(Working data)

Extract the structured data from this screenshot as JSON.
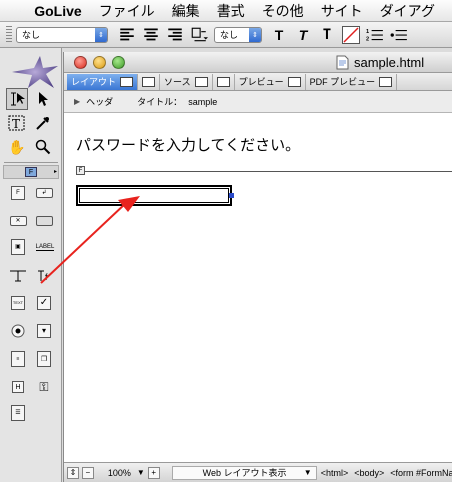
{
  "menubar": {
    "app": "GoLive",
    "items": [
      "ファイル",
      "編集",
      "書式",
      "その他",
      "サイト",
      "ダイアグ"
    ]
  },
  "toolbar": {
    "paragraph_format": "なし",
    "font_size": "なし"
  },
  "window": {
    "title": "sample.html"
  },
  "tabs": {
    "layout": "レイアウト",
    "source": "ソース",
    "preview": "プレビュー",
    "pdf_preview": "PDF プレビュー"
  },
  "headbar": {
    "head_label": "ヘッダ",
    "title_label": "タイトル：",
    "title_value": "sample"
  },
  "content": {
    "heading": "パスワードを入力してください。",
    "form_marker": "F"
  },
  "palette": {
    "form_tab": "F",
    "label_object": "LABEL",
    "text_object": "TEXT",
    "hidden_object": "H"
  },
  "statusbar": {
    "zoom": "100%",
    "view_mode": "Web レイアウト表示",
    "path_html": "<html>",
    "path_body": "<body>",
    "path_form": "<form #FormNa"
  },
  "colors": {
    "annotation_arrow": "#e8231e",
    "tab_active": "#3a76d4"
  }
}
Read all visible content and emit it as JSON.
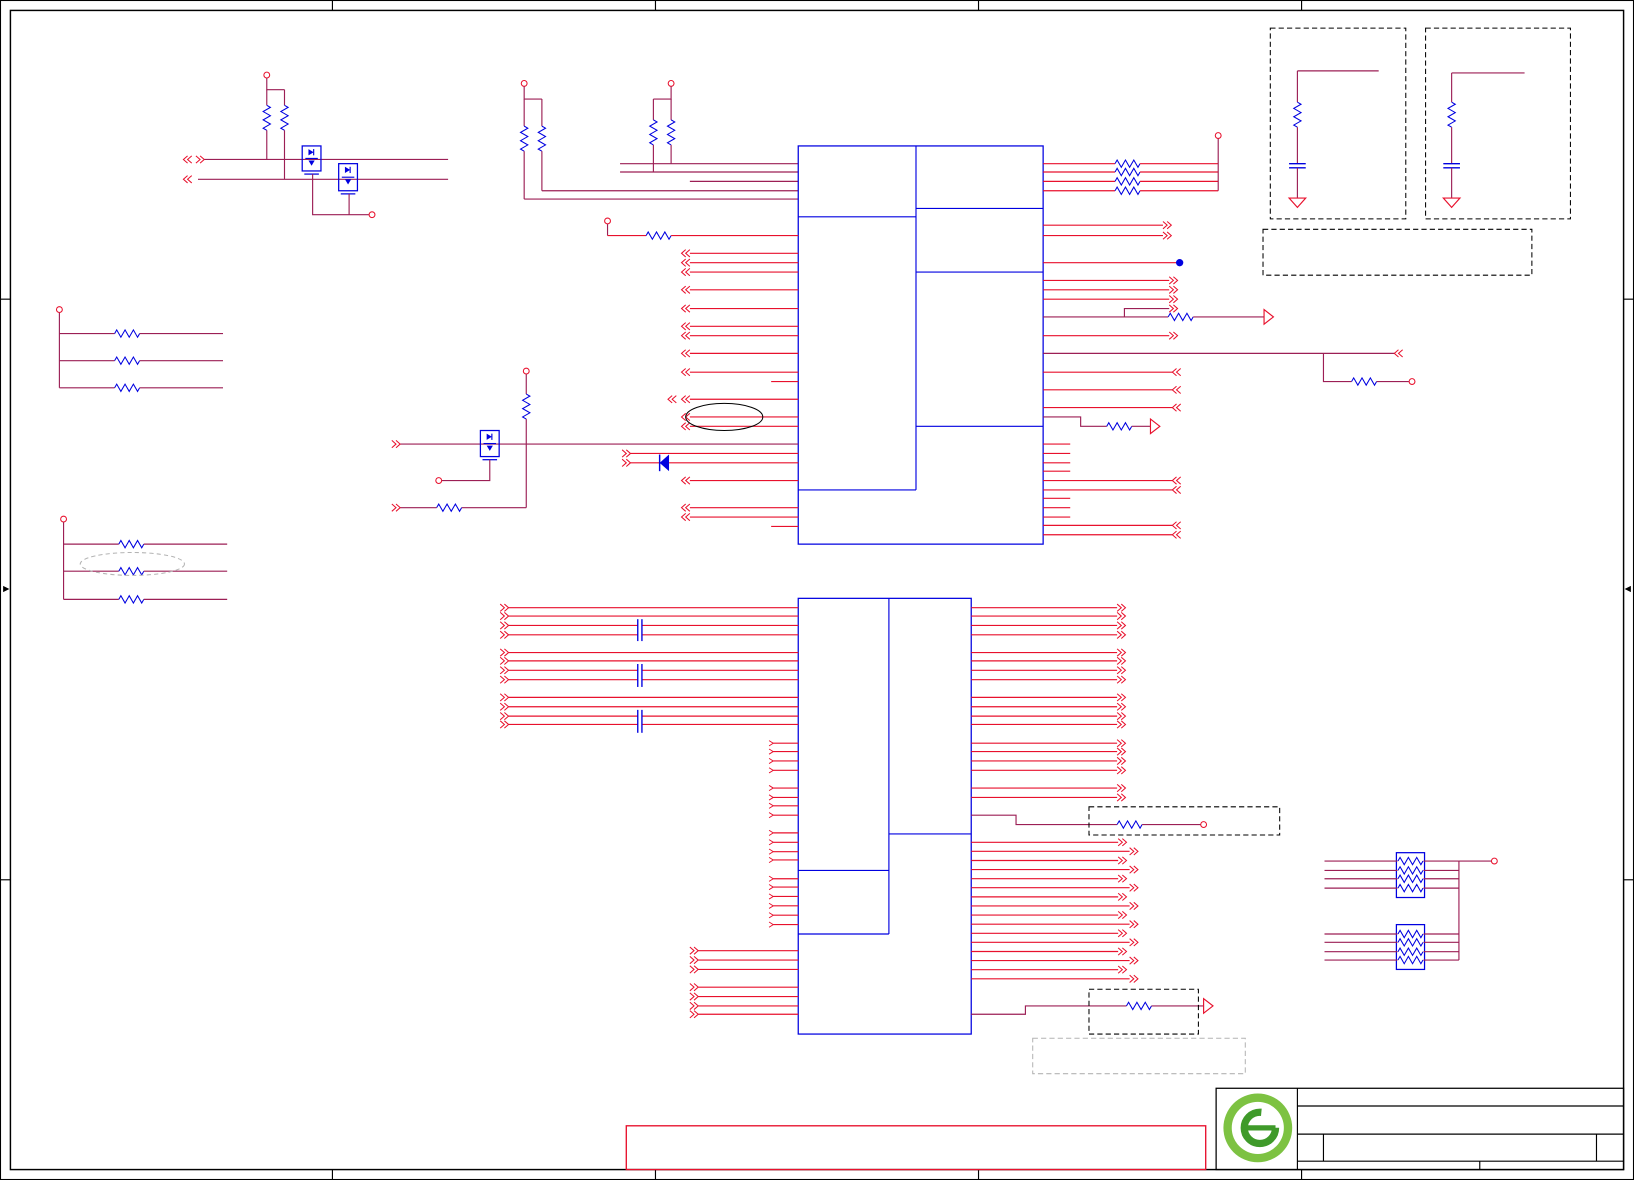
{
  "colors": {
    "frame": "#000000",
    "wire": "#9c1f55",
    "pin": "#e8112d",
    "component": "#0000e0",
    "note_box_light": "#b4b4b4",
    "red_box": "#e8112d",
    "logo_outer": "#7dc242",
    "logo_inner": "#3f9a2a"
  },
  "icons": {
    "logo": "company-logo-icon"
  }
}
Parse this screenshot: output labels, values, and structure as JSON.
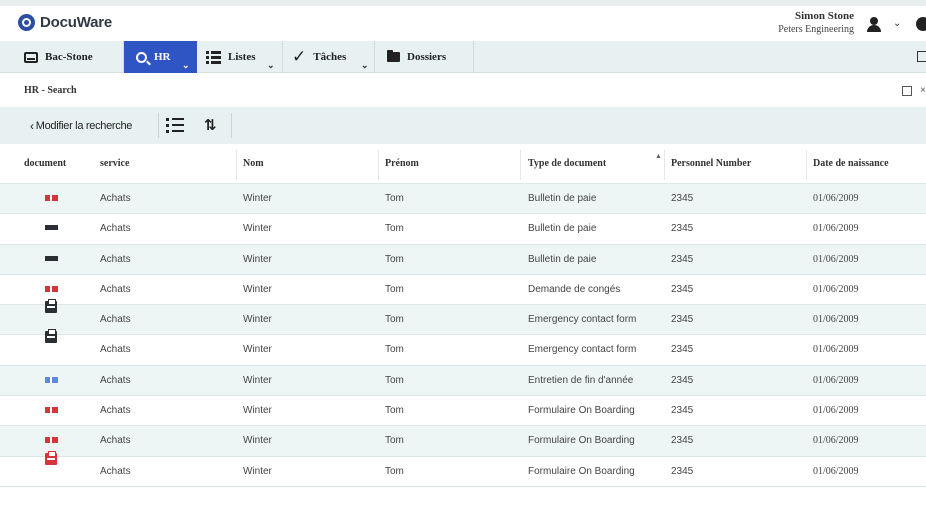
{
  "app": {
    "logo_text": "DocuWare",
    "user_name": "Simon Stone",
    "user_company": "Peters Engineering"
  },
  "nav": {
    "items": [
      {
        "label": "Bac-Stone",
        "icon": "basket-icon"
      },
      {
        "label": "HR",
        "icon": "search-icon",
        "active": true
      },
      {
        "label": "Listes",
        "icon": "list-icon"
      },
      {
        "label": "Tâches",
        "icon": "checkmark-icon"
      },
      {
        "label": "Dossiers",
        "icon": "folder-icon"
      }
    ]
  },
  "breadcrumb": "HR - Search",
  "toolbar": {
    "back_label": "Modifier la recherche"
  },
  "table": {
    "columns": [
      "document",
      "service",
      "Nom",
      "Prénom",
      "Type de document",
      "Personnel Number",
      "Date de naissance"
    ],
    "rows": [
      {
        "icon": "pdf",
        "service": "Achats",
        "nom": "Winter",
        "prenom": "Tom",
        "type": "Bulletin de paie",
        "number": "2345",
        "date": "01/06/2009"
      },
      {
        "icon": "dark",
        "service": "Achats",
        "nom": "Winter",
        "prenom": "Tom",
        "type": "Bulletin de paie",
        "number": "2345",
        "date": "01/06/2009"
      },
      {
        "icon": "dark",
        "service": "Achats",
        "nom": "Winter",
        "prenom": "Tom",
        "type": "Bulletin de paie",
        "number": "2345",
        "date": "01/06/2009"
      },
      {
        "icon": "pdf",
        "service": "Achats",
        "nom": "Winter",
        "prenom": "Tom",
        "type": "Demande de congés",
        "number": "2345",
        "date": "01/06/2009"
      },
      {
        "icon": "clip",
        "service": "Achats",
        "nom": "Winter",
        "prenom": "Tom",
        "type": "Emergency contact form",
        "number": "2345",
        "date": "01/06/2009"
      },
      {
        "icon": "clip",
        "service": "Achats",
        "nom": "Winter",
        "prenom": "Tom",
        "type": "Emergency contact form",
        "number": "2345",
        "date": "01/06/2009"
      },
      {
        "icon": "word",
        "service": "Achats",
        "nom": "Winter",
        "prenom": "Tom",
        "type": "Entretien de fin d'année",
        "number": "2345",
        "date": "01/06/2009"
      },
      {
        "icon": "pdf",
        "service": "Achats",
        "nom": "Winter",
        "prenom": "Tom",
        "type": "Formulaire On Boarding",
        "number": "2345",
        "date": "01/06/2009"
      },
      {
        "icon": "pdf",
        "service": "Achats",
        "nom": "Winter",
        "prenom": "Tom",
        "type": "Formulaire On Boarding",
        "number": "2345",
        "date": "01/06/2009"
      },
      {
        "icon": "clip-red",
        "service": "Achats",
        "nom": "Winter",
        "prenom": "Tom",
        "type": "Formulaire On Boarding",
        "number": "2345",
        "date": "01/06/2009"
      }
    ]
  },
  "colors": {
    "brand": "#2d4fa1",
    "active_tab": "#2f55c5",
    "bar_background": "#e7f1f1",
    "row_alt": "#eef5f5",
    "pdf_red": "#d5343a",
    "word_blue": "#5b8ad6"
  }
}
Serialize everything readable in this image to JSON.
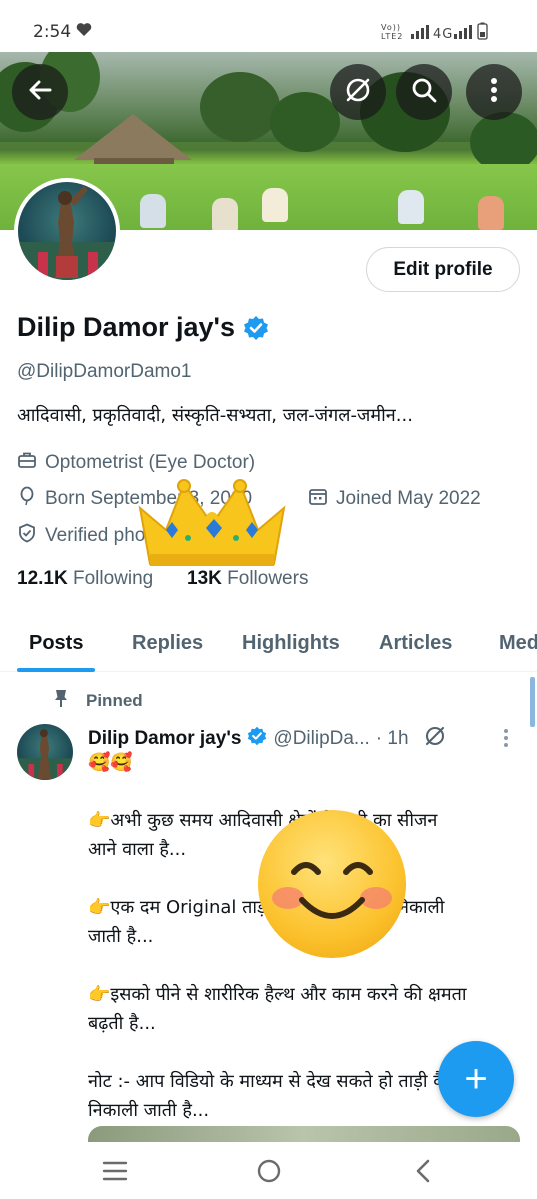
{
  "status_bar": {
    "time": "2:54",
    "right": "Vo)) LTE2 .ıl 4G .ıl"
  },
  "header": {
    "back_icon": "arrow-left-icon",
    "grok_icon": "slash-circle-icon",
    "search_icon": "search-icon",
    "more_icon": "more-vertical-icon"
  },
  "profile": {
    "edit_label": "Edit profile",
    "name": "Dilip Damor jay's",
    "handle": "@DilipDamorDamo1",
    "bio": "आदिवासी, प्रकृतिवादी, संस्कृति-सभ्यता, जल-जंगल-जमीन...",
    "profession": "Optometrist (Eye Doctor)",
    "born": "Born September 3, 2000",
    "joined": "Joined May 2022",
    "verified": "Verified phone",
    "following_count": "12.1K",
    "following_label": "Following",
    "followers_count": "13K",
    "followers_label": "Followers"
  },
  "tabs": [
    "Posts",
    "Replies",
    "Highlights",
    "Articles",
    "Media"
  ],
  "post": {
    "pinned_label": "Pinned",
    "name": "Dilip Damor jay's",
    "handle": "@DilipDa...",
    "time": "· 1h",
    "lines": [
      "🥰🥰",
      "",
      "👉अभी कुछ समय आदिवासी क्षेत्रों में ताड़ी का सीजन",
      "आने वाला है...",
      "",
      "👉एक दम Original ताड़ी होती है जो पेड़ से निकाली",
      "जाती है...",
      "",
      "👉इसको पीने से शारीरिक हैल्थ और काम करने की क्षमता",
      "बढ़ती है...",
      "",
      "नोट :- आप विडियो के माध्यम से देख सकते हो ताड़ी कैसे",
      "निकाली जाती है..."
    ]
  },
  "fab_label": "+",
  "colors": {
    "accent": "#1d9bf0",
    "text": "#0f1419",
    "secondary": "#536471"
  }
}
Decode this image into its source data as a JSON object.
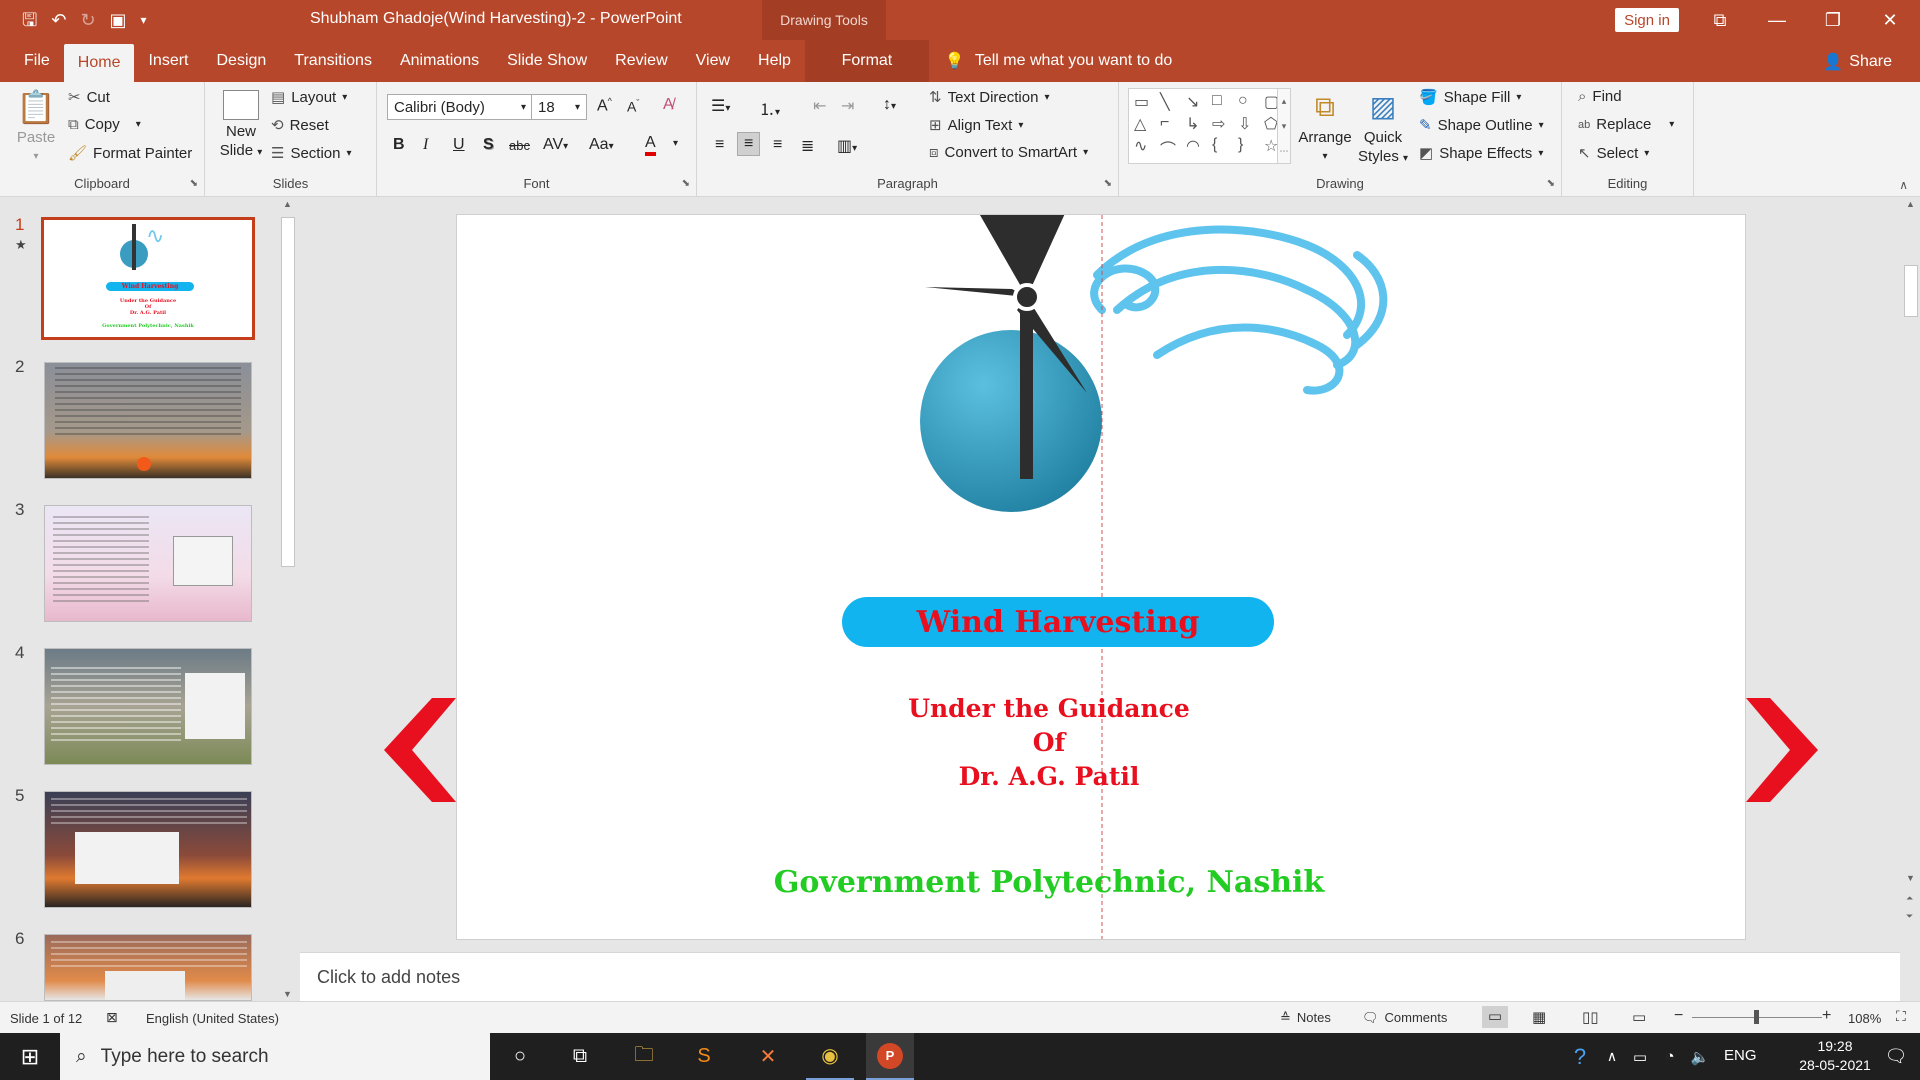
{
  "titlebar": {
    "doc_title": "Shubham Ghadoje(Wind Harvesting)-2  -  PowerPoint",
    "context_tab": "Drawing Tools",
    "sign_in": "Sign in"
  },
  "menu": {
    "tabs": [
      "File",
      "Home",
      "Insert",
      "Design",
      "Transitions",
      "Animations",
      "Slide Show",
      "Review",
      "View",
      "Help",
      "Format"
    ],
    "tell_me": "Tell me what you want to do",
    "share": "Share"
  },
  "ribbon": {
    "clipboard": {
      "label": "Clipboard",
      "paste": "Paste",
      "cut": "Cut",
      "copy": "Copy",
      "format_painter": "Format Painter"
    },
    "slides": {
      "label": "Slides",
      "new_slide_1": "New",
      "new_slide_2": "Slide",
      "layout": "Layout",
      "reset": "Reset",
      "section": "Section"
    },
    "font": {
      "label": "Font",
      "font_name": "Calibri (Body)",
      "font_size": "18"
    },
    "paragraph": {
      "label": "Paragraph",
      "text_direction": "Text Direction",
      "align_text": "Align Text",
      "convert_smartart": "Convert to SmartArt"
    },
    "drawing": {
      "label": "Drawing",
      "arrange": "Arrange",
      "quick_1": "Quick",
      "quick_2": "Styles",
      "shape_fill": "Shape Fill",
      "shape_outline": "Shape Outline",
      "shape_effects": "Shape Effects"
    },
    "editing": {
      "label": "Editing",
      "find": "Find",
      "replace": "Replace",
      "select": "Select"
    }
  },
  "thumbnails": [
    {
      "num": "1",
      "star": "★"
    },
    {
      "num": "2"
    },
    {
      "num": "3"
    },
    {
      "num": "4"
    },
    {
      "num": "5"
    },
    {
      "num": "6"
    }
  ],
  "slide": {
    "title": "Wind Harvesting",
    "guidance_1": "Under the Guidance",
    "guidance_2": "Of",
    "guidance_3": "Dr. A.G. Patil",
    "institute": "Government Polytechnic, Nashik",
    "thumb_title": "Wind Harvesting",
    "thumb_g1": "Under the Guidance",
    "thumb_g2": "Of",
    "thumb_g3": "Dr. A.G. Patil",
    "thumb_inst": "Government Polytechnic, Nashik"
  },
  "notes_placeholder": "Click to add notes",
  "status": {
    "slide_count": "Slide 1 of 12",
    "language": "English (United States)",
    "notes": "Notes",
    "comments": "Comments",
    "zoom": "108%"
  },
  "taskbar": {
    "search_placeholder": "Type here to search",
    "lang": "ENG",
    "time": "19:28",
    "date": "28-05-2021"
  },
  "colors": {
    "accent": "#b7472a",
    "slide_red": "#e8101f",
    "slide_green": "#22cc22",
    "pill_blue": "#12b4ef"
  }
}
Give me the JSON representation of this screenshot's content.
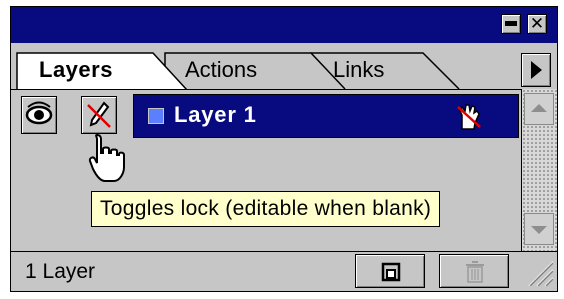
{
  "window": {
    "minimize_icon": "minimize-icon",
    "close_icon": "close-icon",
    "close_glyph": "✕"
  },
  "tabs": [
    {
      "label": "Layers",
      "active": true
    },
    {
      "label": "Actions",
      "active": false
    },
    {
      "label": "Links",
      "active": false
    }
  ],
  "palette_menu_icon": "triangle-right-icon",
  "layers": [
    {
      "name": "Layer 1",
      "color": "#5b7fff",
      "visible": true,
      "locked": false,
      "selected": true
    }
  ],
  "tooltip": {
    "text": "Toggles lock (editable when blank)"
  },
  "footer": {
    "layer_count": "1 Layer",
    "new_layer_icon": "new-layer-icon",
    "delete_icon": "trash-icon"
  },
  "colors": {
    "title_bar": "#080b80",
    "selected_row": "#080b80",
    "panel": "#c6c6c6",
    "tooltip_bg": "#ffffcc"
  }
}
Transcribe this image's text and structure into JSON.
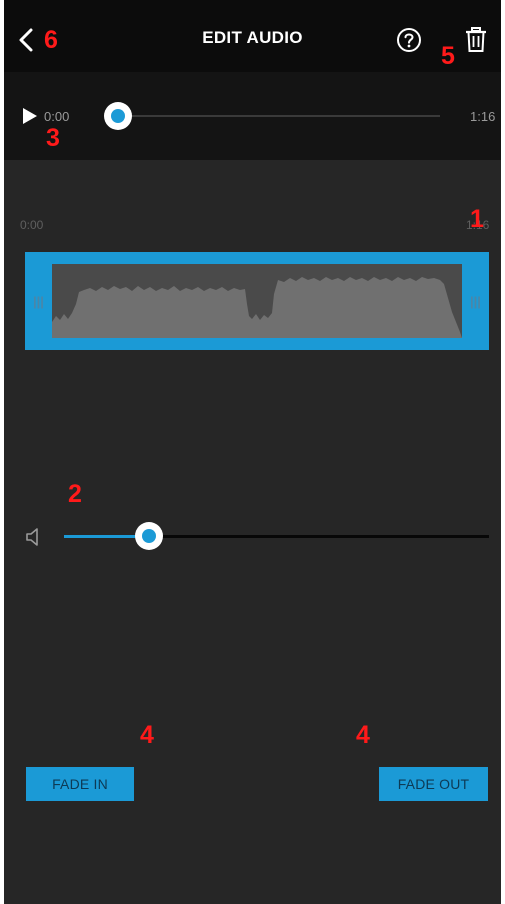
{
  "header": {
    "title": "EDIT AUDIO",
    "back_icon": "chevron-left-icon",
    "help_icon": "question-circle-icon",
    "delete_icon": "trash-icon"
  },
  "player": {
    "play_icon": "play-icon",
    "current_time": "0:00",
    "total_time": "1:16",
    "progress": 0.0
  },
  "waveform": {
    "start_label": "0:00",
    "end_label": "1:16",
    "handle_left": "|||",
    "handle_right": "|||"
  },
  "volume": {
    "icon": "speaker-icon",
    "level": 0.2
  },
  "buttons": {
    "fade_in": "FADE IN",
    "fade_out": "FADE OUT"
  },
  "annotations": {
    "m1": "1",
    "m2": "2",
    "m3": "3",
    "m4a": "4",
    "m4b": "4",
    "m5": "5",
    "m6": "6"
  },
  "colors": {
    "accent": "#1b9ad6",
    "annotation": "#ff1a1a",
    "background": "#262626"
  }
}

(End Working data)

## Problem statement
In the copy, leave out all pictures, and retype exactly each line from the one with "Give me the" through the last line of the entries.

## Answer to this exercise
Give me the JSON representation of this screenshot's content.
{
  "window": {
    "minimize_icon": "minimize-icon",
    "close_icon": "close-icon",
    "close_glyph": "✕"
  },
  "tabs": [
    {
      "label": "Layers",
      "active": true
    },
    {
      "label": "Actions",
      "active": false
    },
    {
      "label": "Links",
      "active": false
    }
  ],
  "palette_menu_icon": "triangle-right-icon",
  "layers": [
    {
      "name": "Layer 1",
      "color": "#5b7fff",
      "visible": true,
      "locked": false,
      "selected": true
    }
  ],
  "tooltip": {
    "text": "Toggles lock (editable when blank)"
  },
  "footer": {
    "layer_count": "1 Layer",
    "new_layer_icon": "new-layer-icon",
    "delete_icon": "trash-icon"
  },
  "colors": {
    "title_bar": "#080b80",
    "selected_row": "#080b80",
    "panel": "#c6c6c6",
    "tooltip_bg": "#ffffcc"
  }
}
Transcribe this image's text and structure into JSON.
{
  "header": {
    "title": "EDIT AUDIO",
    "back_icon": "chevron-left-icon",
    "help_icon": "question-circle-icon",
    "delete_icon": "trash-icon"
  },
  "player": {
    "play_icon": "play-icon",
    "current_time": "0:00",
    "total_time": "1:16",
    "progress": 0.0
  },
  "waveform": {
    "start_label": "0:00",
    "end_label": "1:16",
    "handle_left": "|||",
    "handle_right": "|||"
  },
  "volume": {
    "icon": "speaker-icon",
    "level": 0.2
  },
  "buttons": {
    "fade_in": "FADE IN",
    "fade_out": "FADE OUT"
  },
  "annotations": {
    "m1": "1",
    "m2": "2",
    "m3": "3",
    "m4a": "4",
    "m4b": "4",
    "m5": "5",
    "m6": "6"
  },
  "colors": {
    "accent": "#1b9ad6",
    "annotation": "#ff1a1a",
    "background": "#262626"
  }
}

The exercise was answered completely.